• **RECORDS FOR THE EXERCISE**:
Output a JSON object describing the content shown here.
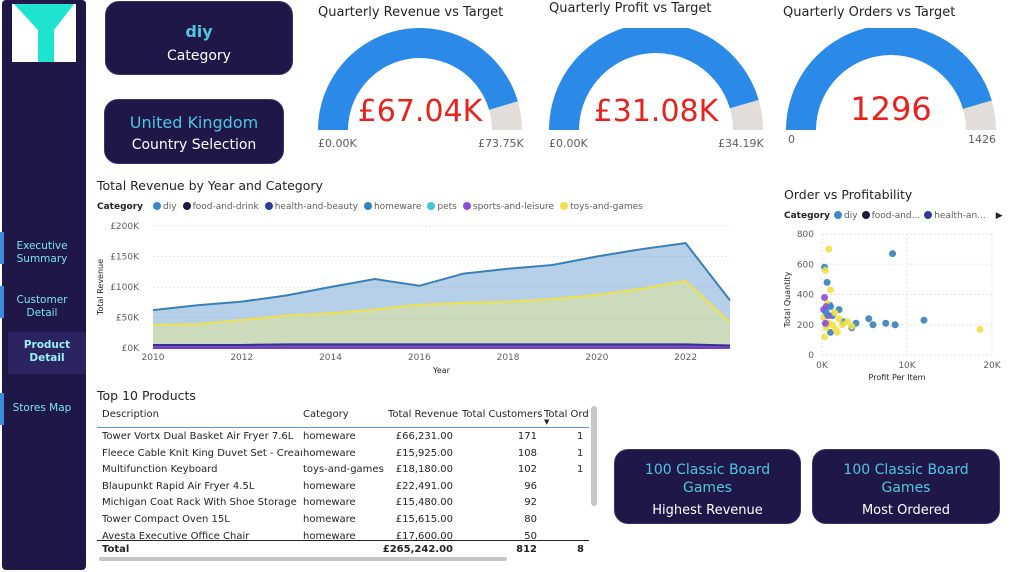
{
  "nav": {
    "items": [
      {
        "label": "Executive\nSummary"
      },
      {
        "label": "Customer\nDetail"
      },
      {
        "label": "Product\nDetail"
      },
      {
        "label": "Stores Map"
      }
    ]
  },
  "cards": {
    "category": {
      "value": "diy",
      "label": "Category"
    },
    "country": {
      "value": "United Kingdom",
      "label": "Country Selection"
    },
    "revenue": {
      "value": "100 Classic Board Games",
      "label": "Highest Revenue"
    },
    "ordered": {
      "value": "100 Classic Board Games",
      "label": "Most Ordered"
    }
  },
  "gauges": [
    {
      "title": "Quarterly Revenue vs Target",
      "value_text": "£67.04K",
      "min": "£0.00K",
      "max": "£73.75K",
      "fraction": 0.909
    },
    {
      "title": "Quarterly Profit vs Target",
      "value_text": "£31.08K",
      "min": "£0.00K",
      "max": "£34.19K",
      "fraction": 0.909
    },
    {
      "title": "Quarterly Orders vs Target",
      "value_text": "1296",
      "min": "0",
      "max": "1426",
      "fraction": 0.909
    }
  ],
  "colors": {
    "diy": "#3c87c4",
    "food-and-drink": "#1a1a3e",
    "health-and-beauty": "#2f3c9c",
    "homeware": "#3a7fb8",
    "pets": "#40c8d8",
    "sports-and-leisure": "#8d4fdb",
    "toys-and-games": "#f0e04a",
    "gauge_fill": "#2b8ae8",
    "gauge_bg": "#e1ddd9"
  },
  "chart_data": [
    {
      "type": "area",
      "title": "Total Revenue by Year and Category",
      "legend_title": "Category",
      "legend": [
        "diy",
        "food-and-drink",
        "health-and-beauty",
        "homeware",
        "pets",
        "sports-and-leisure",
        "toys-and-games"
      ],
      "xlabel": "Year",
      "ylabel": "Total Revenue",
      "x": [
        2010,
        2011,
        2012,
        2013,
        2014,
        2015,
        2016,
        2017,
        2018,
        2019,
        2020,
        2021,
        2022,
        2023
      ],
      "x_ticks": [
        "2010",
        "2012",
        "2014",
        "2016",
        "2018",
        "2020",
        "2022"
      ],
      "y_ticks": [
        "£0K",
        "£50K",
        "£100K",
        "£150K",
        "£200K"
      ],
      "ylim": [
        0,
        200
      ],
      "series": [
        {
          "name": "homeware",
          "values": [
            62,
            70,
            76,
            86,
            100,
            113,
            102,
            122,
            130,
            136,
            150,
            162,
            172,
            78
          ]
        },
        {
          "name": "toys-and-games",
          "values": [
            38,
            39,
            46,
            53,
            57,
            63,
            71,
            74,
            76,
            80,
            87,
            97,
            110,
            42
          ]
        },
        {
          "name": "sports-and-leisure",
          "values": [
            5,
            5,
            5,
            6,
            6,
            6,
            6,
            6,
            6,
            6,
            6,
            6,
            6,
            4
          ]
        }
      ]
    },
    {
      "type": "scatter",
      "title": "Order vs Profitability",
      "legend_title": "Category",
      "legend": [
        "diy",
        "food-and...",
        "health-an..."
      ],
      "xlabel": "Profit Per Item",
      "ylabel": "Total Quantity",
      "x_ticks": [
        "0K",
        "10K",
        "20K"
      ],
      "y_ticks": [
        "0",
        "200",
        "400",
        "600",
        "800"
      ],
      "xlim": [
        0,
        20000
      ],
      "ylim": [
        0,
        800
      ],
      "series": [
        {
          "name": "homeware",
          "points": [
            [
              500,
              200
            ],
            [
              1200,
              260
            ],
            [
              2500,
              220
            ],
            [
              4000,
              210
            ],
            [
              5500,
              240
            ],
            [
              6000,
              200
            ],
            [
              7500,
              210
            ],
            [
              8300,
              670
            ],
            [
              8600,
              200
            ],
            [
              12000,
              230
            ],
            [
              1000,
              150
            ],
            [
              3500,
              180
            ],
            [
              300,
              580
            ],
            [
              600,
              480
            ],
            [
              2000,
              300
            ],
            [
              900,
              330
            ]
          ]
        },
        {
          "name": "toys-and-games",
          "points": [
            [
              200,
              250
            ],
            [
              500,
              180
            ],
            [
              800,
              210
            ],
            [
              1200,
              200
            ],
            [
              1600,
              170
            ],
            [
              2000,
              240
            ],
            [
              2400,
              200
            ],
            [
              3000,
              220
            ],
            [
              3500,
              190
            ],
            [
              800,
              700
            ],
            [
              400,
              560
            ],
            [
              1000,
              430
            ],
            [
              600,
              340
            ],
            [
              1500,
              280
            ],
            [
              18600,
              170
            ],
            [
              300,
              120
            ],
            [
              1800,
              150
            ]
          ]
        },
        {
          "name": "sports-and-leisure",
          "points": [
            [
              300,
              380
            ],
            [
              500,
              320
            ],
            [
              200,
              300
            ],
            [
              700,
              260
            ],
            [
              400,
              210
            ]
          ]
        },
        {
          "name": "diy",
          "points": [
            [
              500,
              280
            ],
            [
              1000,
              320
            ]
          ]
        }
      ]
    }
  ],
  "table": {
    "title": "Top 10 Products",
    "columns": [
      "Description",
      "Category",
      "Total Revenue",
      "Total Customers",
      "Total Orde"
    ],
    "rows": [
      [
        "Tower Vortx Dual Basket Air Fryer 7.6L",
        "homeware",
        "£66,231.00",
        "171",
        "1"
      ],
      [
        "Fleece Cable Knit King Duvet Set - Cream",
        "homeware",
        "£15,925.00",
        "108",
        "1"
      ],
      [
        "Multifunction Keyboard",
        "toys-and-games",
        "£18,180.00",
        "102",
        "1"
      ],
      [
        "Blaupunkt Rapid Air Fryer 4.5L",
        "homeware",
        "£22,491.00",
        "96",
        ""
      ],
      [
        "Michigan Coat Rack With Shoe Storage",
        "homeware",
        "£15,480.00",
        "92",
        ""
      ],
      [
        "Tower Compact Oven 15L",
        "homeware",
        "£15,615.00",
        "80",
        ""
      ],
      [
        "Avesta Executive Office Chair",
        "homeware",
        "£17,600.00",
        "50",
        ""
      ]
    ],
    "total": {
      "label": "Total",
      "revenue": "£265,242.00",
      "customers": "812",
      "orders": "8"
    }
  }
}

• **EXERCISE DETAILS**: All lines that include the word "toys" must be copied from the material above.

• **YOUR SOLUTION**:
    "toys-and-games": "#f0e04a",
        "toys-and-games"
          "name": "toys-and-games",
          "name": "toys-and-games",
        "toys-and-games",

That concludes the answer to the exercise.